TASK DESCRIPTION → Only the lines from the one containing "Read all visible content and emit it as JSON." through the end of the entries should be repeated, exactly as they appear, first and last included.

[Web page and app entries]
"""
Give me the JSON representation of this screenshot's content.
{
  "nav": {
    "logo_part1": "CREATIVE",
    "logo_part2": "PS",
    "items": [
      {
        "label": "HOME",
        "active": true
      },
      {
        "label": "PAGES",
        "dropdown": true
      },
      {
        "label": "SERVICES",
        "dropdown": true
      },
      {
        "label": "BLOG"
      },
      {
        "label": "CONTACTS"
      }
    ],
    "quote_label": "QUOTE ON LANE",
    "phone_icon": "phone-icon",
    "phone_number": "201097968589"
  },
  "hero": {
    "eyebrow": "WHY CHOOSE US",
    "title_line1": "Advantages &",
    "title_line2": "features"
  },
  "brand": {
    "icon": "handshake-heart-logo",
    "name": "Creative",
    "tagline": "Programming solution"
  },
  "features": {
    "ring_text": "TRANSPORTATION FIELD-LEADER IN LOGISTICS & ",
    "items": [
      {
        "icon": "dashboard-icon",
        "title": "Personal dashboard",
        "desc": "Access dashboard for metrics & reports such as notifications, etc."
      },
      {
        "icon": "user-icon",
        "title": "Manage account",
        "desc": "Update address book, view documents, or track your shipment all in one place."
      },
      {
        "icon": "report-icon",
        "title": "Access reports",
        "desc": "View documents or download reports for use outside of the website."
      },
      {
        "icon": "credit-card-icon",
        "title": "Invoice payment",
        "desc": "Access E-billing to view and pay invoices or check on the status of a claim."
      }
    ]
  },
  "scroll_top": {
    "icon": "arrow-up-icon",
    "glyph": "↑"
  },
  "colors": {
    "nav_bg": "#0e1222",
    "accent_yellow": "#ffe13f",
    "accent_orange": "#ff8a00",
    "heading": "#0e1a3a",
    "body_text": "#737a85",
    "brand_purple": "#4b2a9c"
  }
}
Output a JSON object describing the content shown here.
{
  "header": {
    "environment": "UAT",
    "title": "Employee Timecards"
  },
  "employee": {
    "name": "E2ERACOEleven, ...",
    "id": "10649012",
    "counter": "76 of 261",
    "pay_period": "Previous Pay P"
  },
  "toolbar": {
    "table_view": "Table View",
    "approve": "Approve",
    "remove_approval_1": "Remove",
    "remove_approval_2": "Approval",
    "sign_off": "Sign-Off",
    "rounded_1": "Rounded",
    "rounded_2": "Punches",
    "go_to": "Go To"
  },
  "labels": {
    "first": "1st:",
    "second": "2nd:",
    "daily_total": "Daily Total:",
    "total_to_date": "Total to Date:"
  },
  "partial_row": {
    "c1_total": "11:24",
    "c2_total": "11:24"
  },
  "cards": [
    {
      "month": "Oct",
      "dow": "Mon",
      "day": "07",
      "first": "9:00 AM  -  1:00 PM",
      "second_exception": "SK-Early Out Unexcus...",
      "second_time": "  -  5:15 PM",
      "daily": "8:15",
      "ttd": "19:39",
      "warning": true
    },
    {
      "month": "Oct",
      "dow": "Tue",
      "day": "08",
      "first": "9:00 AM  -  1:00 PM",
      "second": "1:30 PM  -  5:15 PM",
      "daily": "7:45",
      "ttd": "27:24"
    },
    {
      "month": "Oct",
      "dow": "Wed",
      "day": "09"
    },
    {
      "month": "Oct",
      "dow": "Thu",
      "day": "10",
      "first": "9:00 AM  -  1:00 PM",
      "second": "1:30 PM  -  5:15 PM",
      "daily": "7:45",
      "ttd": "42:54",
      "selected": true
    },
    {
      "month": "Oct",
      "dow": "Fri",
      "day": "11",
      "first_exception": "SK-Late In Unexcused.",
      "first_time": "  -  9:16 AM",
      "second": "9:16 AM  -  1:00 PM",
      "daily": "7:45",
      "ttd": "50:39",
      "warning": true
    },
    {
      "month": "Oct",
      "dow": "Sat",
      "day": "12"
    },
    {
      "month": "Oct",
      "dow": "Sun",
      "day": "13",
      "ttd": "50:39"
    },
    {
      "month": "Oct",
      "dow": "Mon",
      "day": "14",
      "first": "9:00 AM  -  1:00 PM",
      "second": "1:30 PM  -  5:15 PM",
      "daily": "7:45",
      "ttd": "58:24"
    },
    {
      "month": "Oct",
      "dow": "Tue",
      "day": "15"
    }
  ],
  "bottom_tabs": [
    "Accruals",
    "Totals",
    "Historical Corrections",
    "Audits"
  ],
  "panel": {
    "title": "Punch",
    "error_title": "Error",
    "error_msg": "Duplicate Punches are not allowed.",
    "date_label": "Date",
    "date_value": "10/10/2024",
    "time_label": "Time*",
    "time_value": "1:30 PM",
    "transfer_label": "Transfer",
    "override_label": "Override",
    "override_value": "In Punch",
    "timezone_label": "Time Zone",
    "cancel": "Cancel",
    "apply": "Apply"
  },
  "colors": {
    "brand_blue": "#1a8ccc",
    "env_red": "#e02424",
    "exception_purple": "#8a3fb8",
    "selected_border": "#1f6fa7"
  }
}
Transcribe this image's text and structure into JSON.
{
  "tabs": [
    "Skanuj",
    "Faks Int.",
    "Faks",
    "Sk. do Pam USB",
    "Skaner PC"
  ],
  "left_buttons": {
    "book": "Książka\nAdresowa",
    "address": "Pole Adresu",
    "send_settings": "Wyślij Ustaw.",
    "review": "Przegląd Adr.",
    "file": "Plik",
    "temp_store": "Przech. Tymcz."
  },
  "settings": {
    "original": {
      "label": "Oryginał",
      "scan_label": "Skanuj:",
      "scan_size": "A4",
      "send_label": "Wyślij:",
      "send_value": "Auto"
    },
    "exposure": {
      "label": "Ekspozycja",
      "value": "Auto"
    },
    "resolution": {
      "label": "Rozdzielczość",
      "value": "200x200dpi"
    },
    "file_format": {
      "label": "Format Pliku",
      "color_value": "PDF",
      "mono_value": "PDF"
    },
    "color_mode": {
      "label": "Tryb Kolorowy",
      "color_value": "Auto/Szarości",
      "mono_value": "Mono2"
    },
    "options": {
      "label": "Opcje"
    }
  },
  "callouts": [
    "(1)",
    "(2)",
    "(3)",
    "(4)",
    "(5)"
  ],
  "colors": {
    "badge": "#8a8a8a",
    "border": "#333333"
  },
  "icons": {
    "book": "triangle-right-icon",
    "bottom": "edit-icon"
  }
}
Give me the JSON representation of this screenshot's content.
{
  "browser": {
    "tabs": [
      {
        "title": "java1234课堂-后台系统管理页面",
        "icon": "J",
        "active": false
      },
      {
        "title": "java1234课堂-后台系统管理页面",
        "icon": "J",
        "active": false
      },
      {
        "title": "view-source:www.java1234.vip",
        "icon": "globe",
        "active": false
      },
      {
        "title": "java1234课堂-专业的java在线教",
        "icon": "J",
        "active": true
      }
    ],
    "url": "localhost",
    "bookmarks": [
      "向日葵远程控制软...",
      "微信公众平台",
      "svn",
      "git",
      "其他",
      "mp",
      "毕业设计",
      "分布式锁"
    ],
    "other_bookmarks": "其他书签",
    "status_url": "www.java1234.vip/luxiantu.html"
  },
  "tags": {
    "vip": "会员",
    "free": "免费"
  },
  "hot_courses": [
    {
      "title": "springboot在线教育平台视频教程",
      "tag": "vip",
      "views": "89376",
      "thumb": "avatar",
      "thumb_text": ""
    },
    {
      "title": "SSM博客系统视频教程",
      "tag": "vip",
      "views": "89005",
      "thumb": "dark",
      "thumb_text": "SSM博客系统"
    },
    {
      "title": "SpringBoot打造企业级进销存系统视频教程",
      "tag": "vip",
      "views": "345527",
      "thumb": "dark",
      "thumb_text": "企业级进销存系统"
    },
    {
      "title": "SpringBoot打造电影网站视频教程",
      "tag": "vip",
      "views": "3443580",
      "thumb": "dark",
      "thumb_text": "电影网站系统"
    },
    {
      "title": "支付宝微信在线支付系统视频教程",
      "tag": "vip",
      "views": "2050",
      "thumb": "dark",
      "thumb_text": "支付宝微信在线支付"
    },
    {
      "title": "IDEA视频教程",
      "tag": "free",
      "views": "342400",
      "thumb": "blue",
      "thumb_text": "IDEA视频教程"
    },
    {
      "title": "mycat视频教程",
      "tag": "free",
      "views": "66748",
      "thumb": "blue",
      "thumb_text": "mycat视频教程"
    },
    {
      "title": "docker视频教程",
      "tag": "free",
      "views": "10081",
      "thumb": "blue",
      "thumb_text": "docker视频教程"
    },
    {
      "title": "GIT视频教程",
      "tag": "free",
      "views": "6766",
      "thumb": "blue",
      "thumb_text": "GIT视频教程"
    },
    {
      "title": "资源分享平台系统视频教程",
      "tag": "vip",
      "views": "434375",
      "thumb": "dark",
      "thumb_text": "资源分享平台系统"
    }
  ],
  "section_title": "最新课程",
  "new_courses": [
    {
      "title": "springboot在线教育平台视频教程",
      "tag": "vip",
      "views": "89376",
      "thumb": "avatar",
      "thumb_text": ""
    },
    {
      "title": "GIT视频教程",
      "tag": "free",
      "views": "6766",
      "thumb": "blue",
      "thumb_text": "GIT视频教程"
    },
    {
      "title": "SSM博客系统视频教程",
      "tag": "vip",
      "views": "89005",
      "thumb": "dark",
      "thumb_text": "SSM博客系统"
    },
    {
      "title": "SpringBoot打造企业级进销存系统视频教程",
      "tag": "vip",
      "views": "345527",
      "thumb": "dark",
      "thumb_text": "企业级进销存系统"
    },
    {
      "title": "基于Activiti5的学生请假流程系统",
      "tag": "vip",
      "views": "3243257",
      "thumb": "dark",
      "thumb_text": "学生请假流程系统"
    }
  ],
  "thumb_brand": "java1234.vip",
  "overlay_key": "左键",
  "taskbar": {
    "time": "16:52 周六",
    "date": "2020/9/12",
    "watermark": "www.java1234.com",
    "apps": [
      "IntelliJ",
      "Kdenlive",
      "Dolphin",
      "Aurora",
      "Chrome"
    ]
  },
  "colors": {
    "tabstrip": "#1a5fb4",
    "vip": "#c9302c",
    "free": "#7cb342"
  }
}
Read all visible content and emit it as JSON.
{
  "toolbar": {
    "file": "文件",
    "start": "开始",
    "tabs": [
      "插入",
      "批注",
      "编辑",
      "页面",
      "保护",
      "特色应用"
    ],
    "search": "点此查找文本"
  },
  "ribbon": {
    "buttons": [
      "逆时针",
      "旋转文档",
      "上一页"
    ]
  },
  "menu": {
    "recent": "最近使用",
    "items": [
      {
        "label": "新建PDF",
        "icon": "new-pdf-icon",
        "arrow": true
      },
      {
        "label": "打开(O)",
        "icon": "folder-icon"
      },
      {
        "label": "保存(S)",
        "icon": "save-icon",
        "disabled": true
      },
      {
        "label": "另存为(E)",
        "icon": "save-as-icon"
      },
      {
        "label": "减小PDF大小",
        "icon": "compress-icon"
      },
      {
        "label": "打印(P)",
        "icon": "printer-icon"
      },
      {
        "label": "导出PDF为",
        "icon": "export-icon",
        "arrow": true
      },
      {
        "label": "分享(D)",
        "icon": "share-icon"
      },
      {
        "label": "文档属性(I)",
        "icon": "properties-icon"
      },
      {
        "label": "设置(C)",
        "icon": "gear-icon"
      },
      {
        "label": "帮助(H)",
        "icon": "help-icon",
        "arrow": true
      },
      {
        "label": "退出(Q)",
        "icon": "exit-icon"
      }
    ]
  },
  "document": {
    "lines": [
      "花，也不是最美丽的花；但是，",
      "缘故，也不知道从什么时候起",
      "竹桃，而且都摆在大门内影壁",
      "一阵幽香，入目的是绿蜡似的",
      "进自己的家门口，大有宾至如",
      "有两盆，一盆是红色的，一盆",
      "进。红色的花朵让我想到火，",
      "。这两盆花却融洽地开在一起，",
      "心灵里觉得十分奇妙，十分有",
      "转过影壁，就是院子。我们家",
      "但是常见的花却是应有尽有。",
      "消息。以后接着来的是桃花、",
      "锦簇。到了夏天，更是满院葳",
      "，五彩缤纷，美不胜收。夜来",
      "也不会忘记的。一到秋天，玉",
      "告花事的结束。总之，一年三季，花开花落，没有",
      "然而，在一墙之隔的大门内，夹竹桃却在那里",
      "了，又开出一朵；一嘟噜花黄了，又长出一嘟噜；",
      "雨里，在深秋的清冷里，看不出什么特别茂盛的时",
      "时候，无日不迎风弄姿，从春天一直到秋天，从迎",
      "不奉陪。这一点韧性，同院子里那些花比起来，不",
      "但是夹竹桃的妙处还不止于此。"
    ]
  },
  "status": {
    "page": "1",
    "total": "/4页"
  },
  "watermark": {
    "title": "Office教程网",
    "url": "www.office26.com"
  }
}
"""
RESPONSE AREA →
Read all visible content and emit it as JSON.
{
  "toolbar": {
    "file": "文件",
    "start": "开始",
    "tabs": [
      "插入",
      "批注",
      "编辑",
      "页面",
      "保护",
      "特色应用"
    ],
    "search": "点此查找文本"
  },
  "ribbon": {
    "buttons": [
      "逆时针",
      "旋转文档",
      "上一页"
    ]
  },
  "menu": {
    "recent": "最近使用",
    "items": [
      {
        "label": "新建PDF",
        "icon": "new-pdf-icon",
        "arrow": true
      },
      {
        "label": "打开(O)",
        "icon": "folder-icon"
      },
      {
        "label": "保存(S)",
        "icon": "save-icon",
        "disabled": true
      },
      {
        "label": "另存为(E)",
        "icon": "save-as-icon"
      },
      {
        "label": "减小PDF大小",
        "icon": "compress-icon"
      },
      {
        "label": "打印(P)",
        "icon": "printer-icon"
      },
      {
        "label": "导出PDF为",
        "icon": "export-icon",
        "arrow": true
      },
      {
        "label": "分享(D)",
        "icon": "share-icon"
      },
      {
        "label": "文档属性(I)",
        "icon": "properties-icon"
      },
      {
        "label": "设置(C)",
        "icon": "gear-icon"
      },
      {
        "label": "帮助(H)",
        "icon": "help-icon",
        "arrow": true
      },
      {
        "label": "退出(Q)",
        "icon": "exit-icon"
      }
    ]
  },
  "document": {
    "lines": [
      "花，也不是最美丽的花；但是，",
      "缘故，也不知道从什么时候起",
      "竹桃，而且都摆在大门内影壁",
      "一阵幽香，入目的是绿蜡似的",
      "进自己的家门口，大有宾至如",
      "有两盆，一盆是红色的，一盆",
      "进。红色的花朵让我想到火，",
      "。这两盆花却融洽地开在一起，",
      "心灵里觉得十分奇妙，十分有",
      "转过影壁，就是院子。我们家",
      "但是常见的花却是应有尽有。",
      "消息。以后接着来的是桃花、",
      "锦簇。到了夏天，更是满院葳",
      "，五彩缤纷，美不胜收。夜来",
      "也不会忘记的。一到秋天，玉",
      "告花事的结束。总之，一年三季，花开花落，没有",
      "然而，在一墙之隔的大门内，夹竹桃却在那里",
      "了，又开出一朵；一嘟噜花黄了，又长出一嘟噜；",
      "雨里，在深秋的清冷里，看不出什么特别茂盛的时",
      "时候，无日不迎风弄姿，从春天一直到秋天，从迎",
      "不奉陪。这一点韧性，同院子里那些花比起来，不",
      "但是夹竹桃的妙处还不止于此。"
    ]
  },
  "status": {
    "page": "1",
    "total": "/4页"
  },
  "watermark": {
    "title": "Office教程网",
    "url": "www.office26.com"
  }
}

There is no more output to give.